This Saturday, the city is hosting a “community visioning” charrette for the rest of Park Street north of Lincoln, formerly known as Auto Row (and better known now perhaps as the rest of Park’s ugly stepsister). At the charrette, people will talk about what they’d like to see in the area and how they’d like it to look as part of the city’s efforts to create a strategic plan for the area.
A recent community survey conducted by the city (it’s in this city staff report on hiring a consultant to craft a strategic plan for the area) found that people are interested in seeing a mix of retail, office and housing.
The auto dealerships were once the city’s primary source of tax revenue for its general fund, but they are disappearing: Cavanaugh Motors is gone, and Toyota of Alameda is expected to move to Oakland sometime next year. A reinvigorated Alameda Towne Center has provided a boost to the city’s finances, Marc Albert recently reported in the Sun; but it’s not enough to fill a projected $4 million budget hole. Neither is Alamedans‘ current in-town spending, which generates just $74 a person in sales taxes – half the county average.
The city’s downtown development plan in 2000 sought to put new retail into the old auto sites as they became available, and they’ve had a bit of success: The former Ford dealership was filled by the Marketplace. The area also boasts some other recent development, including Perforce Software and a hidden gem, the Little House Café on Blanding Avenue. And plans may be afoot to redevelop the former Cavanaugh Motors site.
But for now, the area’s most prominent features include an array of gas and service stations, a shopping strip in desperate need of a facelift and the Marketplace’s decidedly non-revenue generating overflow lot.
The charrette is part of the city’s effort to develop a strategic plan for the area, which is expected to be completed by this summer.
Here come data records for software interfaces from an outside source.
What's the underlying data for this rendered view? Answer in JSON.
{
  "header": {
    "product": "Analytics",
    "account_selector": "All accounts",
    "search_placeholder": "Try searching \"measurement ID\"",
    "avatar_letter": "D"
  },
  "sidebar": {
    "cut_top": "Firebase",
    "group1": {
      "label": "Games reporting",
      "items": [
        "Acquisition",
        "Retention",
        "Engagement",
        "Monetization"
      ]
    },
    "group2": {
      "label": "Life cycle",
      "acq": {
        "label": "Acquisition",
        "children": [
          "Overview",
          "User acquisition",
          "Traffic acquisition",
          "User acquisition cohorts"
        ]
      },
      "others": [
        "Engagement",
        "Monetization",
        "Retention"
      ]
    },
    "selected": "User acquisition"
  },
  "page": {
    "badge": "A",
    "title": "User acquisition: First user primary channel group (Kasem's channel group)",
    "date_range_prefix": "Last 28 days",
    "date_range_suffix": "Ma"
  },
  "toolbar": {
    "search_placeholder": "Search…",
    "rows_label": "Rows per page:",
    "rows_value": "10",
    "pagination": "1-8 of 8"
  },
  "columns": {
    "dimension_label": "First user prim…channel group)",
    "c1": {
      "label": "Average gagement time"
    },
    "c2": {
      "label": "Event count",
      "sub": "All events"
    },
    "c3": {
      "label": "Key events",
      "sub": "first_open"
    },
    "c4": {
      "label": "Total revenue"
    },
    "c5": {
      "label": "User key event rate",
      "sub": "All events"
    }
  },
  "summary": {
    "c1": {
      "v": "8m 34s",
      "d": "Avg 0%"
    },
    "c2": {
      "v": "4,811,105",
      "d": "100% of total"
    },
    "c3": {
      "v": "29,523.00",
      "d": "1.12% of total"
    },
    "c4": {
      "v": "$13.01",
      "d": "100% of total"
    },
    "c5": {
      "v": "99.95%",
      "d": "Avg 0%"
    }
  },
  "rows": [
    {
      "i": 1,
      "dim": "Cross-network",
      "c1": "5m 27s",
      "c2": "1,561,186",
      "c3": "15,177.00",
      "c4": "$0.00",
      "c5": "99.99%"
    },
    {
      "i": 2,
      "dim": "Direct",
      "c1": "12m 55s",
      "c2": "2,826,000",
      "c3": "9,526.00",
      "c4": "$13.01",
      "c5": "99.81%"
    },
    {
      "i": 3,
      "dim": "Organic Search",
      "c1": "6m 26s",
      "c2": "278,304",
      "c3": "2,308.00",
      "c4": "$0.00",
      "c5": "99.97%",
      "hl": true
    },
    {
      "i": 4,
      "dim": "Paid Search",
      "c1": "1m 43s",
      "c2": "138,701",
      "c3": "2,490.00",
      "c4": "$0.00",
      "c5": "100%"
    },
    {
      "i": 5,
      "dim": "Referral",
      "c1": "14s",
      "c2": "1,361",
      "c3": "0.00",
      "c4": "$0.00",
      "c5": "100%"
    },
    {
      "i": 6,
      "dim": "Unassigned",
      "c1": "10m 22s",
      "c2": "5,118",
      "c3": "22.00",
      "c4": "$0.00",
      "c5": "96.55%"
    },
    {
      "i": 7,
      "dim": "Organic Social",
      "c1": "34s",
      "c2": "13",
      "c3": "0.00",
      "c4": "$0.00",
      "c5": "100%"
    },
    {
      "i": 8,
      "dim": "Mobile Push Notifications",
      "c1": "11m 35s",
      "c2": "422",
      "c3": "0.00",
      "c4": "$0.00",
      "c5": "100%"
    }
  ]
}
It’s being held from 9 a.m. to 1 p.m. Saturday at the Alameda Free Library, 1550 Oak Street, in Stafford Meeting Rooms A and B. For more information, call Eric Fonstein, development manager, at 749-5923.